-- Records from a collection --
══════════════════════════════
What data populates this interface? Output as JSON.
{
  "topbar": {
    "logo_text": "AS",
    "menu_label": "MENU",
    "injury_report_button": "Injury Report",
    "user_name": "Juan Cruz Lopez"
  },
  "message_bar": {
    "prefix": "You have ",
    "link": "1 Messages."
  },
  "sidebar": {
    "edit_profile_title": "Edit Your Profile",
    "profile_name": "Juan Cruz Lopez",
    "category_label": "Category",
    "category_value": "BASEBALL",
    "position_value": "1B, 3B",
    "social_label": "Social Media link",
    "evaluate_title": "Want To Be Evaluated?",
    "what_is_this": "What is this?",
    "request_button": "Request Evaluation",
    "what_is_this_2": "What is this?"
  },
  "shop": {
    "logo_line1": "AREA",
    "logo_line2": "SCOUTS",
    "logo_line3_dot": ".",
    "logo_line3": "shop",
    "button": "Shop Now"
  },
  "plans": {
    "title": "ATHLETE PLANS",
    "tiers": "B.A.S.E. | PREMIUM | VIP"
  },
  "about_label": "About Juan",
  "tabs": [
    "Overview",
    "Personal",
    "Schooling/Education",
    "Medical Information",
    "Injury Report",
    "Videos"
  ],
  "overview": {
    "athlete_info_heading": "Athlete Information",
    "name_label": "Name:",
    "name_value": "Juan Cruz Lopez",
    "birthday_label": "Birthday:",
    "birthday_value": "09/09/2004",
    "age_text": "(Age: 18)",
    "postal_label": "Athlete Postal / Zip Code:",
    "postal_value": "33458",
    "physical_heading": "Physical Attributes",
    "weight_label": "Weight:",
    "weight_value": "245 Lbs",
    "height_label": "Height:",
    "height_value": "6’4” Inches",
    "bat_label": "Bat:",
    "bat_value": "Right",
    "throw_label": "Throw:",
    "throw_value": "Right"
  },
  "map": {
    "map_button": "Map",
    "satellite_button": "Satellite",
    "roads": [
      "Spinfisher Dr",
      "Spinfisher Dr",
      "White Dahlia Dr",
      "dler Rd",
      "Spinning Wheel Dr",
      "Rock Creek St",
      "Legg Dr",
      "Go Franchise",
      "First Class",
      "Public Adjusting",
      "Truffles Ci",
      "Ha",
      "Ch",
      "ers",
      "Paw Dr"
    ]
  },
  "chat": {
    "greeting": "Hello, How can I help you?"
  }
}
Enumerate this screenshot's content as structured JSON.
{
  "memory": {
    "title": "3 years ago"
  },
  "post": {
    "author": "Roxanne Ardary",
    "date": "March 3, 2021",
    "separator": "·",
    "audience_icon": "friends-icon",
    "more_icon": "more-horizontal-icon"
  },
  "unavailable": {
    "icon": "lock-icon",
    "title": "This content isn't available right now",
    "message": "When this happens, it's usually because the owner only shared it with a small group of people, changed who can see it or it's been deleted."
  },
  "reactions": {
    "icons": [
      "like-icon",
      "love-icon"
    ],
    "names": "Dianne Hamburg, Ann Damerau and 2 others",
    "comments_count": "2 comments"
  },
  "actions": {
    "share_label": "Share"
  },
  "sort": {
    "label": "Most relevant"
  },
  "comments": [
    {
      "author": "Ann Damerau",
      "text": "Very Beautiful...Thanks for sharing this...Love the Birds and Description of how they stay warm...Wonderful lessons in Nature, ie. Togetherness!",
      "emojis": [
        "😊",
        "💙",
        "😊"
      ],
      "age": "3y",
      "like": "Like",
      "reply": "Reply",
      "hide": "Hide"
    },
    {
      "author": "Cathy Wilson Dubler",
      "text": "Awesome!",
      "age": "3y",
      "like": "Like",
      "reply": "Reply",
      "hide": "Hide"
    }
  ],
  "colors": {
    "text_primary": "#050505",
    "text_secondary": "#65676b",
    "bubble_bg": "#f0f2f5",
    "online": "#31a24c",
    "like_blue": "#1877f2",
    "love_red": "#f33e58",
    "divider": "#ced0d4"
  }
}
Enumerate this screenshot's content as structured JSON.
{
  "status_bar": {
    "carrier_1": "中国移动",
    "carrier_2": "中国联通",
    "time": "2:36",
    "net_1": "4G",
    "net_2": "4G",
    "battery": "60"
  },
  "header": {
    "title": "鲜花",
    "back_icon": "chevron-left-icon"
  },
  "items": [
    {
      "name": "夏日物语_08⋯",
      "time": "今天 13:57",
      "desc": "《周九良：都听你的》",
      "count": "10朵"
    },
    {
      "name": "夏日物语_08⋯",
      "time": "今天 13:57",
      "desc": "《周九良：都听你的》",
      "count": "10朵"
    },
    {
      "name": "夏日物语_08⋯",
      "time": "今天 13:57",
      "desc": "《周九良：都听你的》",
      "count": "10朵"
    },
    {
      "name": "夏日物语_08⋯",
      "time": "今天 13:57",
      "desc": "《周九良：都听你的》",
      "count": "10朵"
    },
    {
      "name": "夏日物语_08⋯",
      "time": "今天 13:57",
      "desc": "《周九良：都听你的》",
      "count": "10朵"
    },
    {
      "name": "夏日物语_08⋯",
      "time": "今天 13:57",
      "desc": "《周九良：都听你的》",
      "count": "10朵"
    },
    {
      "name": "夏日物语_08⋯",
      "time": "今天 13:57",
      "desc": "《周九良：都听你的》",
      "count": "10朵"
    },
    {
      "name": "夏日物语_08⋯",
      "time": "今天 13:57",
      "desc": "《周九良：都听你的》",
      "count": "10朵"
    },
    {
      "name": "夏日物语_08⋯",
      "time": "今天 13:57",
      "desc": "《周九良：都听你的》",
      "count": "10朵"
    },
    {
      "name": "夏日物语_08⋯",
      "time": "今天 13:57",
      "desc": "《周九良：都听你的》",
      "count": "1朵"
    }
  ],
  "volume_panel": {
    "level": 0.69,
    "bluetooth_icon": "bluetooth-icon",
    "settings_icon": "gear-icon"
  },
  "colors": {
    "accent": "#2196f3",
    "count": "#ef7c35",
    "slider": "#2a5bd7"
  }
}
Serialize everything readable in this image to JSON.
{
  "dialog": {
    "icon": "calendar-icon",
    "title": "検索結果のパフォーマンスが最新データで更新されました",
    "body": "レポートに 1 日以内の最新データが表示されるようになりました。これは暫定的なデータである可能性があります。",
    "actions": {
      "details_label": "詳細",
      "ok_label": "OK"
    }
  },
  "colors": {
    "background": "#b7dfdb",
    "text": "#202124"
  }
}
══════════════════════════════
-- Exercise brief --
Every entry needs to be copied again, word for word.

-- Your solution --
What data populates this interface? Output as JSON.
{
  "topbar": {
    "logo_text": "AS",
    "menu_label": "MENU",
    "injury_report_button": "Injury Report",
    "user_name": "Juan Cruz Lopez"
  },
  "message_bar": {
    "prefix": "You have ",
    "link": "1 Messages."
  },
  "sidebar": {
    "edit_profile_title": "Edit Your Profile",
    "profile_name": "Juan Cruz Lopez",
    "category_label": "Category",
    "category_value": "BASEBALL",
    "position_value": "1B, 3B",
    "social_label": "Social Media link",
    "evaluate_title": "Want To Be Evaluated?",
    "what_is_this": "What is this?",
    "request_button": "Request Evaluation",
    "what_is_this_2": "What is this?"
  },
  "shop": {
    "logo_line1": "AREA",
    "logo_line2": "SCOUTS",
    "logo_line3_dot": ".",
    "logo_line3": "shop",
    "button": "Shop Now"
  },
  "plans": {
    "title": "ATHLETE PLANS",
    "tiers": "B.A.S.E. | PREMIUM | VIP"
  },
  "about_label": "About Juan",
  "tabs": [
    "Overview",
    "Personal",
    "Schooling/Education",
    "Medical Information",
    "Injury Report",
    "Videos"
  ],
  "overview": {
    "athlete_info_heading": "Athlete Information",
    "name_label": "Name:",
    "name_value": "Juan Cruz Lopez",
    "birthday_label": "Birthday:",
    "birthday_value": "09/09/2004",
    "age_text": "(Age: 18)",
    "postal_label": "Athlete Postal / Zip Code:",
    "postal_value": "33458",
    "physical_heading": "Physical Attributes",
    "weight_label": "Weight:",
    "weight_value": "245 Lbs",
    "height_label": "Height:",
    "height_value": "6’4” Inches",
    "bat_label": "Bat:",
    "bat_value": "Right",
    "throw_label": "Throw:",
    "throw_value": "Right"
  },
  "map": {
    "map_button": "Map",
    "satellite_button": "Satellite",
    "roads": [
      "Spinfisher Dr",
      "Spinfisher Dr",
      "White Dahlia Dr",
      "dler Rd",
      "Spinning Wheel Dr",
      "Rock Creek St",
      "Legg Dr",
      "Go Franchise",
      "First Class",
      "Public Adjusting",
      "Truffles Ci",
      "Ha",
      "Ch",
      "ers",
      "Paw Dr"
    ]
  },
  "chat": {
    "greeting": "Hello, How can I help you?"
  }
}
Enumerate this screenshot's content as structured JSON.
{
  "memory": {
    "title": "3 years ago"
  },
  "post": {
    "author": "Roxanne Ardary",
    "date": "March 3, 2021",
    "separator": "·",
    "audience_icon": "friends-icon",
    "more_icon": "more-horizontal-icon"
  },
  "unavailable": {
    "icon": "lock-icon",
    "title": "This content isn't available right now",
    "message": "When this happens, it's usually because the owner only shared it with a small group of people, changed who can see it or it's been deleted."
  },
  "reactions": {
    "icons": [
      "like-icon",
      "love-icon"
    ],
    "names": "Dianne Hamburg, Ann Damerau and 2 others",
    "comments_count": "2 comments"
  },
  "actions": {
    "share_label": "Share"
  },
  "sort": {
    "label": "Most relevant"
  },
  "comments": [
    {
      "author": "Ann Damerau",
      "text": "Very Beautiful...Thanks for sharing this...Love the Birds and Description of how they stay warm...Wonderful lessons in Nature, ie. Togetherness!",
      "emojis": [
        "😊",
        "💙",
        "😊"
      ],
      "age": "3y",
      "like": "Like",
      "reply": "Reply",
      "hide": "Hide"
    },
    {
      "author": "Cathy Wilson Dubler",
      "text": "Awesome!",
      "age": "3y",
      "like": "Like",
      "reply": "Reply",
      "hide": "Hide"
    }
  ],
  "colors": {
    "text_primary": "#050505",
    "text_secondary": "#65676b",
    "bubble_bg": "#f0f2f5",
    "online": "#31a24c",
    "like_blue": "#1877f2",
    "love_red": "#f33e58",
    "divider": "#ced0d4"
  }
}
Enumerate this screenshot's content as structured JSON.
{
  "status_bar": {
    "carrier_1": "中国移动",
    "carrier_2": "中国联通",
    "time": "2:36",
    "net_1": "4G",
    "net_2": "4G",
    "battery": "60"
  },
  "header": {
    "title": "鲜花",
    "back_icon": "chevron-left-icon"
  },
  "items": [
    {
      "name": "夏日物语_08⋯",
      "time": "今天 13:57",
      "desc": "《周九良：都听你的》",
      "count": "10朵"
    },
    {
      "name": "夏日物语_08⋯",
      "time": "今天 13:57",
      "desc": "《周九良：都听你的》",
      "count": "10朵"
    },
    {
      "name": "夏日物语_08⋯",
      "time": "今天 13:57",
      "desc": "《周九良：都听你的》",
      "count": "10朵"
    },
    {
      "name": "夏日物语_08⋯",
      "time": "今天 13:57",
      "desc": "《周九良：都听你的》",
      "count": "10朵"
    },
    {
      "name": "夏日物语_08⋯",
      "time": "今天 13:57",
      "desc": "《周九良：都听你的》",
      "count": "10朵"
    },
    {
      "name": "夏日物语_08⋯",
      "time": "今天 13:57",
      "desc": "《周九良：都听你的》",
      "count": "10朵"
    },
    {
      "name": "夏日物语_08⋯",
      "time": "今天 13:57",
      "desc": "《周九良：都听你的》",
      "count": "10朵"
    },
    {
      "name": "夏日物语_08⋯",
      "time": "今天 13:57",
      "desc": "《周九良：都听你的》",
      "count": "10朵"
    },
    {
      "name": "夏日物语_08⋯",
      "time": "今天 13:57",
      "desc": "《周九良：都听你的》",
      "count": "10朵"
    },
    {
      "name": "夏日物语_08⋯",
      "time": "今天 13:57",
      "desc": "《周九良：都听你的》",
      "count": "1朵"
    }
  ],
  "volume_panel": {
    "level": 0.69,
    "bluetooth_icon": "bluetooth-icon",
    "settings_icon": "gear-icon"
  },
  "colors": {
    "accent": "#2196f3",
    "count": "#ef7c35",
    "slider": "#2a5bd7"
  }
}
Serialize everything readable in this image to JSON.
{
  "dialog": {
    "icon": "calendar-icon",
    "title": "検索結果のパフォーマンスが最新データで更新されました",
    "body": "レポートに 1 日以内の最新データが表示されるようになりました。これは暫定的なデータである可能性があります。",
    "actions": {
      "details_label": "詳細",
      "ok_label": "OK"
    }
  },
  "colors": {
    "background": "#b7dfdb",
    "text": "#202124"
  }
}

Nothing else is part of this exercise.